“There’s something in my head when I’m making music on my own — I see sound. I try to make shapes out of them. Physical values are attached to sound; there’s geometry and colour to it. You can deal with it as you would with sculpting.” — Ash Koosha
What did you see in those exhibitions?
Ash Koosha: You see a lot of products with 360 [degree] videos and films, and I thought ‘This is not right, this is too gamey.’ I started this project in Logic where all the processes have a physical value. I believe the poetry in electronic music is the processing, the editing, the stretching of sound — the method that each artist has for themselves, basically. I feel like you have to show it with visuals somehow. There needs to be this 360 world of sound. I think we’ll get to the point where we lose the distinction of which was made first, the sound or the object, and I think we’ll get past the point where we call that music. I don’t know what it’ll be called, but it’s gonna be something that’s audio-visual from the beginning. You’re in a world of sound and visuals — there’ll be a stone moving, but it’ll have musical value to it.
What can you tell me about your new album?

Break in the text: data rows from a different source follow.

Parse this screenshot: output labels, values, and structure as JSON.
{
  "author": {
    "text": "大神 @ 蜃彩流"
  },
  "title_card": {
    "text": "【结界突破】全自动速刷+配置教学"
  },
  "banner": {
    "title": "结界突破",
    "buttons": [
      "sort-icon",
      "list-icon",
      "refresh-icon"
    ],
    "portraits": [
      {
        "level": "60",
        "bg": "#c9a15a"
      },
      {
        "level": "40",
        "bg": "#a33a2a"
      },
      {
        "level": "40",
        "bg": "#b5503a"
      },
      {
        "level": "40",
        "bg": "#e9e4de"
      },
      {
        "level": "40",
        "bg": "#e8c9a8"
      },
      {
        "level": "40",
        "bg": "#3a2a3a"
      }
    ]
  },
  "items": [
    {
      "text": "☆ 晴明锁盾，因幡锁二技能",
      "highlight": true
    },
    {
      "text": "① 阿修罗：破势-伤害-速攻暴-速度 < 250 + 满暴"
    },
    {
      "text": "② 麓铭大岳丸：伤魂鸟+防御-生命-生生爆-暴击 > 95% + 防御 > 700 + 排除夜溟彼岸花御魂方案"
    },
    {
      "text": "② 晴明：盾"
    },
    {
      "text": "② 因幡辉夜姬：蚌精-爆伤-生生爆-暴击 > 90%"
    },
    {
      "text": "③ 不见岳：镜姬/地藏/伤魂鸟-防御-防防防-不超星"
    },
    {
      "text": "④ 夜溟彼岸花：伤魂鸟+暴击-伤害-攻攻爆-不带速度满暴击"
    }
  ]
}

Ash Koosha: This album is a follow-up to GUUD, with the same method of how I see sound and how I deal with human vs. technology. We are merging with technology and it’s applied to us more than ever. On this album the concept is how I face a version of myself which is merged with technology and enhanced: is it a different entity, or is it me but improved? That’s why I called it I AKA I — it’s a mirrored version. Even though we’re gonna be more scientifically advanced, we’re gonna stay human beings. And we should stay human beings.
Ninja Tune release I AKA I on April 1st